We lost another great one this week in Alan Rickman. He will be remembered forever by fans of the Harry Potter series as the maybe-evil, maybe-heroic professor Severus Snape, but the Potter series wasn’t Rickman’s only brush with the literary. Here are a few recordings of him reading from Shakespeare, Proust, and Thomas Hardy.
I thoroughly enjoyed the second installment of Emdashes’ Ask the New Yorker Librarians series.Michiko Kakutani hates Jonathan Franzen’s new memoir, The Discomfort Zone. Kakutani’s wrath filled pen aside, Ed explains why she’s right, and I have to agree. I looked back through the archives here and realized I hadn’t elaborated on it much beyond writing back in 2003 that “Franzen’s non-fiction bugs the heck out of me,” but it put me off enough that I avoided reading The Corrections for a long time because of it.Speaking of reviews, it’s a good thing Bob Dylan didn’t get the Franzen treatment. He tells contactmusic.com that while he doesn’t care about music reviews, the reviews for Chronicles Vol. 1 meant a lot to him: “Most people who write about music, they have no idea what if feels like to play it, but, with the book I wrote, I thought, ‘The people who are writing reviews of this book, man, they know what the hell they’re talking about. They know how to write a book, they know more about it than me.’ The reviews of this book, some of ’em almost made me cry – in a good way. I’d never felt that from a music critic, ever.”Even though it seems like there’s another “book banning” story in the news every week, the AP reports that the 405 challenges reported to the American Library Association last year is the smallest number since they started keeping track in the early 1980s. The challenges have dropped by more than half since the ALA started Banned Books Week to promote free expression. Kudos to the librarians.The second most brilliant magazine in the world (refer to the top item in this list for the first), The Economist has a characteristically well-considered a piece on the newspaper industry’s timid efforts to embrace the Internet.
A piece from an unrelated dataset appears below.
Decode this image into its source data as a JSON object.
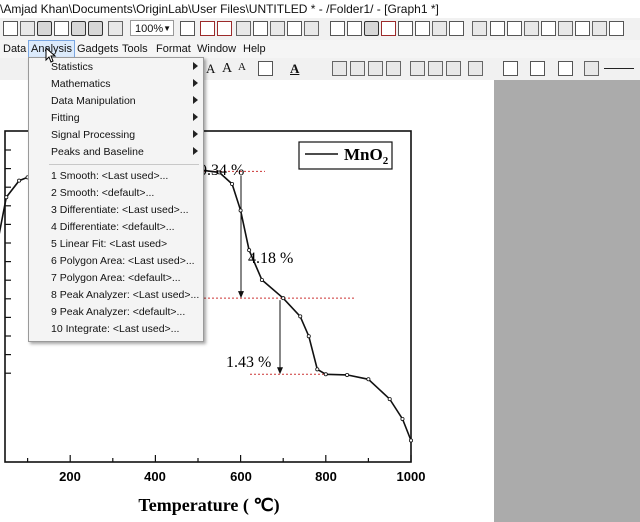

Thanks to Millions contributor Andrew for sending this along.